>>>

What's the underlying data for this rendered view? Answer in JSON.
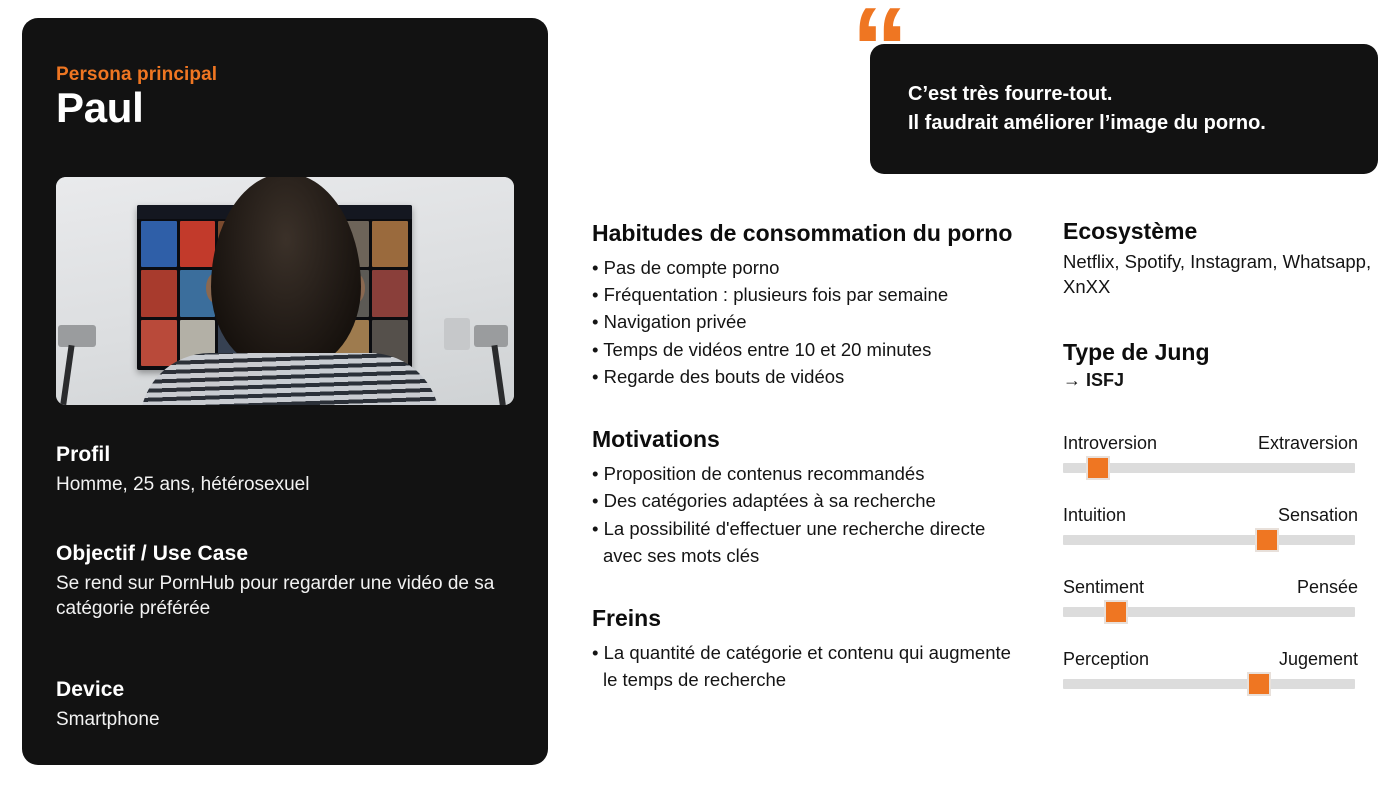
{
  "accent_color": "#EF7622",
  "card_bg": "#121212",
  "persona": {
    "kicker": "Persona principal",
    "name": "Paul",
    "photo_alt": "man-watching-tv-photo",
    "blocks": [
      {
        "heading": "Profil",
        "body": "Homme, 25 ans, hétérosexuel"
      },
      {
        "heading": "Objectif / Use Case",
        "body": "Se rend sur PornHub pour regarder une vidéo de sa catégorie préférée"
      },
      {
        "heading": "Device",
        "body": "Smartphone"
      }
    ]
  },
  "quote": {
    "mark": "“",
    "line1": "C’est très fourre-tout.",
    "line2": "Il faudrait améliorer l’image du porno."
  },
  "middle": {
    "sections": [
      {
        "title": "Habitudes de consommation du porno",
        "items": [
          "• Pas de compte porno",
          "• Fréquentation : plusieurs fois par semaine",
          "• Navigation privée",
          "• Temps de vidéos entre 10 et 20 minutes",
          "• Regarde des bouts de vidéos"
        ]
      },
      {
        "title": "Motivations",
        "items": [
          "• Proposition de contenus recommandés",
          "• Des catégories adaptées à sa recherche",
          "• La possibilité d'effectuer une recherche directe avec ses mots clés"
        ]
      },
      {
        "title": "Freins",
        "items": [
          "• La quantité de catégorie et contenu qui augmente le temps de recherche"
        ]
      }
    ]
  },
  "right": {
    "ecosystem_title": "Ecosystème",
    "ecosystem_body": "Netflix, Spotify, Instagram, Whatsapp, XnXX",
    "jung_title": "Type de Jung",
    "jung_type": "→ ISFJ",
    "sliders": [
      {
        "left_label": "Introversion",
        "right_label": "Extraversion",
        "value": 12
      },
      {
        "left_label": "Intuition",
        "right_label": "Sensation",
        "value": 70
      },
      {
        "left_label": "Sentiment",
        "right_label": "Pensée",
        "value": 18
      },
      {
        "left_label": "Perception",
        "right_label": "Jugement",
        "value": 67
      }
    ]
  }
}
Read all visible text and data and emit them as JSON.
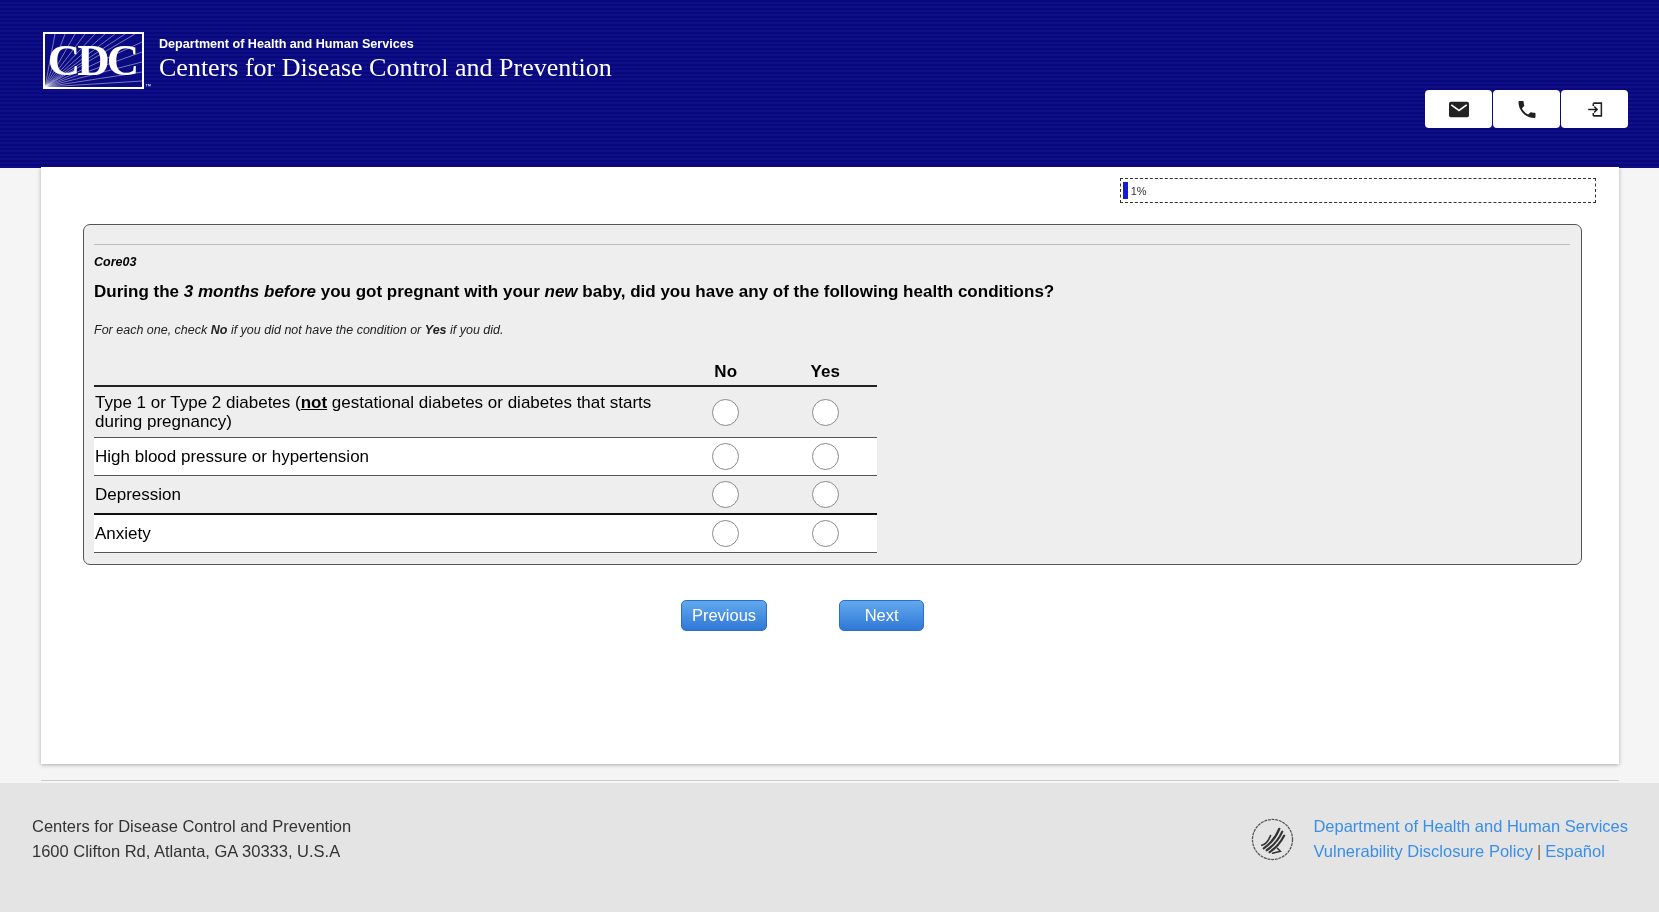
{
  "header": {
    "logo_text": "CDC",
    "logo_mark": "™",
    "department": "Department of Health and Human Services",
    "agency": "Centers for Disease Control and Prevention",
    "actions": [
      {
        "kind": "mail"
      },
      {
        "kind": "phone"
      },
      {
        "kind": "sign_in"
      }
    ]
  },
  "progress": {
    "level": 0.01,
    "label": "1%"
  },
  "question": {
    "code": "Core03",
    "text": "During the *3 months before* you got pregnant with your *new* baby, did you have any of the following health conditions?",
    "instruction": "For each one, check **No** if you did not have the condition or **Yes** if you did.",
    "columns": [
      "No",
      "Yes"
    ],
    "rows": [
      {
        "label": "Type 1 or Type 2 diabetes (**not** gestational diabetes or diabetes that starts during pregnancy)",
        "answers": [
          {
            "selected": false
          },
          {
            "selected": false
          }
        ]
      },
      {
        "label": "High blood pressure or hypertension",
        "answers": [
          {
            "selected": false
          },
          {
            "selected": false
          }
        ]
      },
      {
        "label": "Depression",
        "answers": [
          {
            "selected": false
          },
          {
            "selected": false
          }
        ]
      },
      {
        "label": "Anxiety",
        "answers": [
          {
            "selected": false
          },
          {
            "selected": false
          }
        ]
      }
    ]
  },
  "buttons": [
    "Previous",
    "Next"
  ],
  "footer": {
    "organization": "Centers for Disease Control and Prevention",
    "address": "1600 Clifton Rd, Atlanta, GA 30333, U.S.A",
    "link_rows": [
      {
        "links": [
          "Department of Health and Human Services"
        ]
      },
      {
        "links": [
          "Vulnerability Disclosure Policy",
          "Español"
        ]
      }
    ],
    "separator": "|"
  }
}
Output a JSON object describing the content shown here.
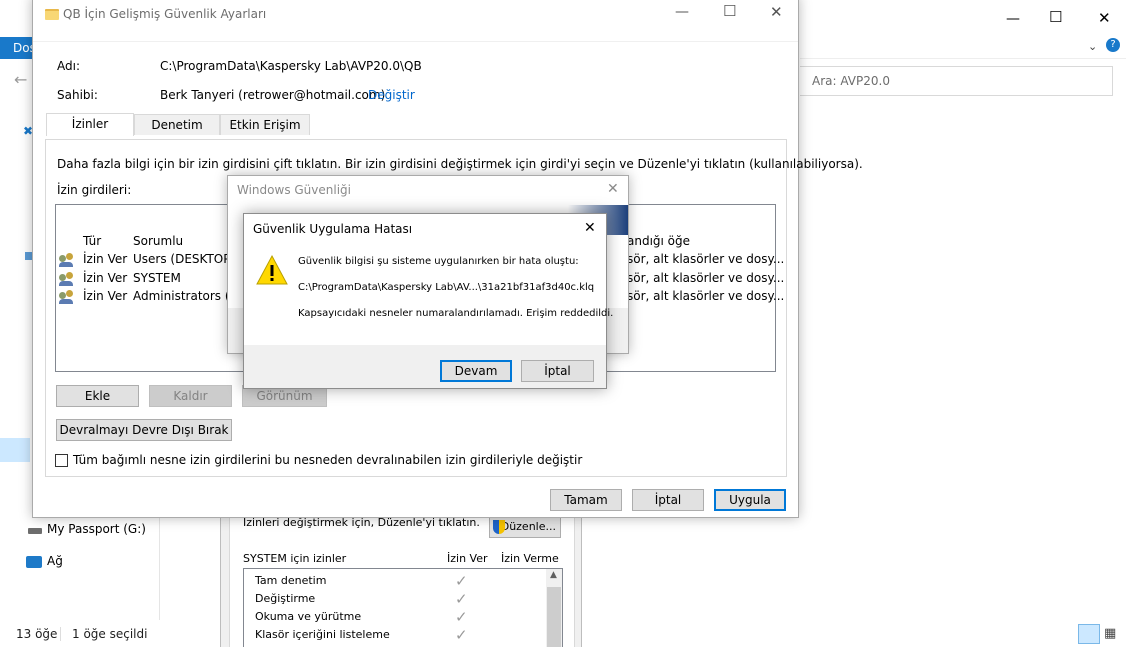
{
  "explorer": {
    "title_visible_text": "",
    "ribbon_tab": "Dos",
    "search_placeholder": "Ara: AVP20.0",
    "nav_items": [
      {
        "label": "My Passport (G:)",
        "icon": "drive-icon"
      },
      {
        "label": "Ağ",
        "icon": "network-icon"
      }
    ],
    "status_items": "13 öğe",
    "status_selected": "1 öğe seçildi",
    "window_controls": {
      "minimize": "—",
      "maximize": "☐",
      "close": "✕"
    }
  },
  "props": {
    "edit_hint": "İzinleri değiştirmek için, Düzenle'yi tıklatın.",
    "edit_button": "Düzenle...",
    "perm_header": "SYSTEM için izinler",
    "allow_col": "İzin Ver",
    "deny_col": "İzin Verme",
    "perms": [
      "Tam denetim",
      "Değiştirme",
      "Okuma ve yürütme",
      "Klasör içeriğini listeleme"
    ]
  },
  "advanced": {
    "title": "QB İçin Gelişmiş Güvenlik Ayarları",
    "name_label": "Adı:",
    "name_value": "C:\\ProgramData\\Kaspersky Lab\\AVP20.0\\QB",
    "owner_label": "Sahibi:",
    "owner_value": "Berk Tanyeri (retrower@hotmail.com)",
    "change_link": "Değiştir",
    "tabs": [
      "İzinler",
      "Denetim",
      "Etkin Erişim"
    ],
    "info_text": "Daha fazla bilgi için bir izin girdisini çift tıklatın. Bir izin girdisini değiştirmek için girdi'yi seçin ve Düzenle'yi tıklatın (kullanılabiliyorsa).",
    "entries_label": "İzin girdileri:",
    "columns": {
      "type": "Tür",
      "principal": "Sorumlu",
      "applies": "andığı öğe"
    },
    "rows": [
      {
        "type": "İzin Ver",
        "principal": "Users (DESKTOP-G",
        "applies": "sör, alt klasörler ve dosy..."
      },
      {
        "type": "İzin Ver",
        "principal": "SYSTEM",
        "applies": "sör, alt klasörler ve dosy..."
      },
      {
        "type": "İzin Ver",
        "principal": "Administrators (DE",
        "applies": "sör, alt klasörler ve dosy..."
      }
    ],
    "add_button": "Ekle",
    "remove_button": "Kaldır",
    "view_button": "Görünüm",
    "disable_inherit_button": "Devralmayı Devre Dışı Bırak",
    "replace_checkbox_label": "Tüm bağımlı nesne izin girdilerini bu nesneden devralınabilen izin girdileriyle değiştir",
    "ok_button": "Tamam",
    "cancel_button": "İptal",
    "apply_button": "Uygula"
  },
  "winsec": {
    "title": "Windows Güvenliği"
  },
  "error": {
    "title": "Güvenlik Uygulama Hatası",
    "line1": "Güvenlik bilgisi şu sisteme uygulanırken bir hata oluştu:",
    "line2": "C:\\ProgramData\\Kaspersky Lab\\AV...\\31a21bf31af3d40c.klq",
    "line3": "Kapsayıcıdaki nesneler numaralandırılamadı. Erişim reddedildi.",
    "continue_button": "Devam",
    "cancel_button": "İptal",
    "icon": "warning-icon"
  },
  "colors": {
    "accent": "#0078d7",
    "link": "#0066cc",
    "warning": "#ffd800"
  }
}
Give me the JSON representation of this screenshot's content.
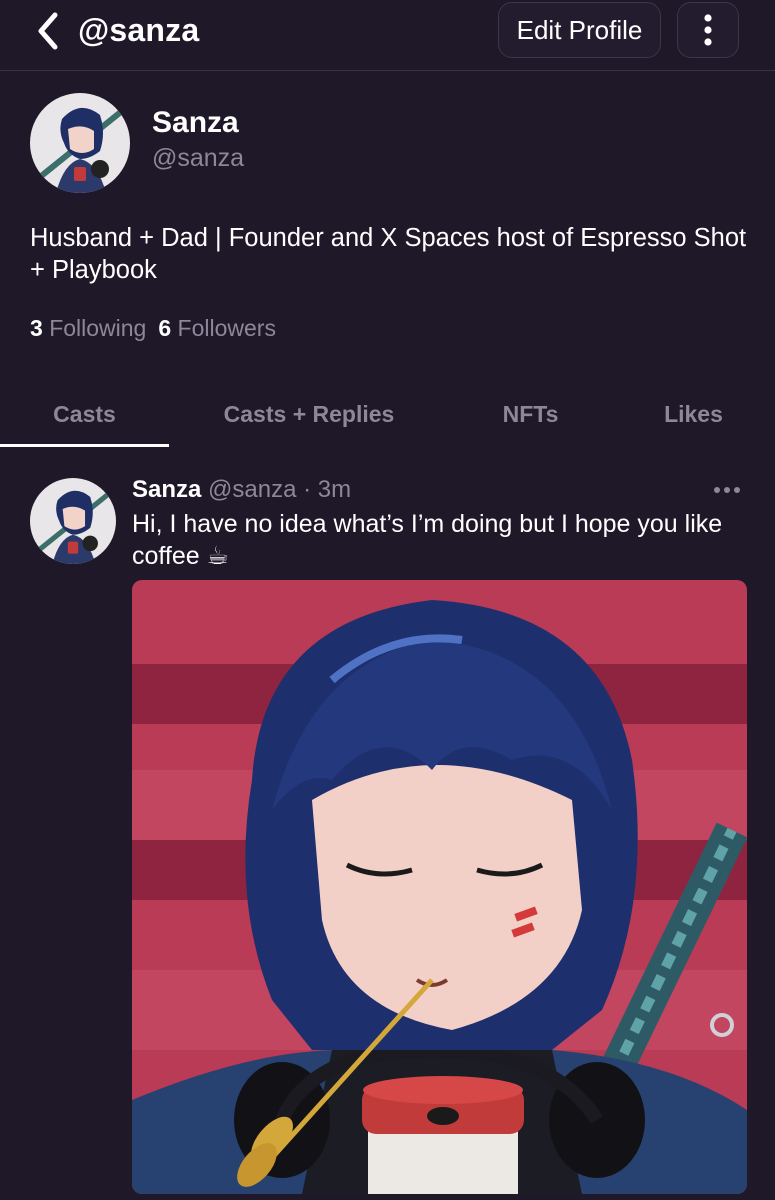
{
  "header": {
    "title": "@sanza",
    "edit_label": "Edit Profile",
    "back_icon": "chevron-left-icon",
    "more_icon": "vertical-dots-icon"
  },
  "profile": {
    "display_name": "Sanza",
    "handle": "@sanza",
    "bio": "Husband + Dad | Founder and X Spaces host of Espresso Shot + Playbook",
    "following_count": "3",
    "following_label": "Following",
    "followers_count": "6",
    "followers_label": "Followers"
  },
  "tabs": [
    {
      "label": "Casts",
      "active": true
    },
    {
      "label": "Casts + Replies",
      "active": false
    },
    {
      "label": "NFTs",
      "active": false
    },
    {
      "label": "Likes",
      "active": false
    }
  ],
  "cast": {
    "author_name": "Sanza",
    "author_handle": "@sanza",
    "separator": "·",
    "time": "3m",
    "text": "Hi, I have no idea what’s I’m doing but I hope you like coffee ☕"
  },
  "colors": {
    "background": "#1f1829",
    "muted_text": "#8e8799",
    "border": "#3d3548",
    "image_bg": "#b93b55"
  }
}
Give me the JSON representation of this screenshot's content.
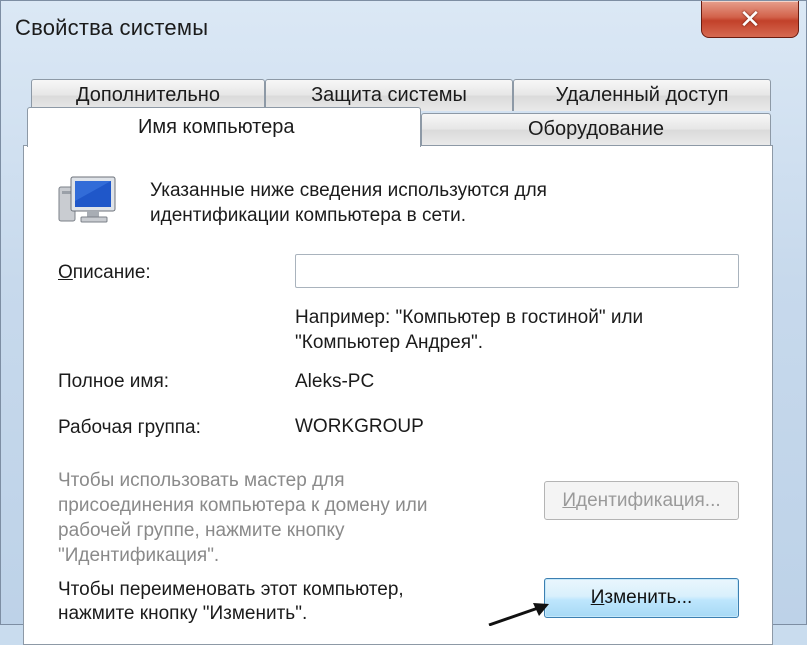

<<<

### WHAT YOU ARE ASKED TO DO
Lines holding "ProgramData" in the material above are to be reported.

### RESPONSE
    "name_value": "C:\\ProgramData\\Kaspersky Lab\\AVP20.0\\QB",
    "line2": "C:\\ProgramData\\Kaspersky Lab\\AV...\\31a21bf31af3d40c.klq",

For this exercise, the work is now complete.